## What to work on:
Show, from the records below, all lines that contain the word "structured".

## Records supplied:

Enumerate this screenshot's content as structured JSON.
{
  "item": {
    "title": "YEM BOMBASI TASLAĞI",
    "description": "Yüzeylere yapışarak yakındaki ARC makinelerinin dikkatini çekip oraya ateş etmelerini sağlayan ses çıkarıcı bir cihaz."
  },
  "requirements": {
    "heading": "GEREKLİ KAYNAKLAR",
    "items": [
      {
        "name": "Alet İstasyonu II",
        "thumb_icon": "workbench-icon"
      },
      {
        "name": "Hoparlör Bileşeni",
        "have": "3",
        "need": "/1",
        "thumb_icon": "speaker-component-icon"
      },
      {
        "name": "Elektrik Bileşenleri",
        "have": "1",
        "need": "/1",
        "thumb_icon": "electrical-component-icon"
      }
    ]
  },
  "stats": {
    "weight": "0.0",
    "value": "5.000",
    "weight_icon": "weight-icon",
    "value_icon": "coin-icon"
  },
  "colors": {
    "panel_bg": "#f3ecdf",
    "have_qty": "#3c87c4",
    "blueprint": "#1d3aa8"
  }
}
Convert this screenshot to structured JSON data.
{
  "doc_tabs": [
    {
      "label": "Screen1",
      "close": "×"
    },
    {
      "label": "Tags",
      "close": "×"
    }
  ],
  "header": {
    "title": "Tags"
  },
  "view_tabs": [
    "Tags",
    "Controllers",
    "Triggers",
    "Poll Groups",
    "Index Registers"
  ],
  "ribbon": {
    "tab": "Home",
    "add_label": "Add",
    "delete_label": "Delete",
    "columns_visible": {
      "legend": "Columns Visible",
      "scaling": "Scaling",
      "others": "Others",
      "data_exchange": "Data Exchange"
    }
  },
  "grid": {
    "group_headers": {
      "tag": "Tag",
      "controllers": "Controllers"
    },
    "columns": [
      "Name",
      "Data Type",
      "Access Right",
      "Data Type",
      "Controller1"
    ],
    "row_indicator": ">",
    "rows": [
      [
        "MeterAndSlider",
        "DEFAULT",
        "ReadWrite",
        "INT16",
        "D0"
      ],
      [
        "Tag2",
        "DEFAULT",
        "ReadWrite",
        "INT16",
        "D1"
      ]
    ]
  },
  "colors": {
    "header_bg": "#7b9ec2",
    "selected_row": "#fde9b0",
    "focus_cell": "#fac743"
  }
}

## Result of the task:
Enumerate this screenshot's content as structured JSON.
Convert this screenshot to structured JSON data.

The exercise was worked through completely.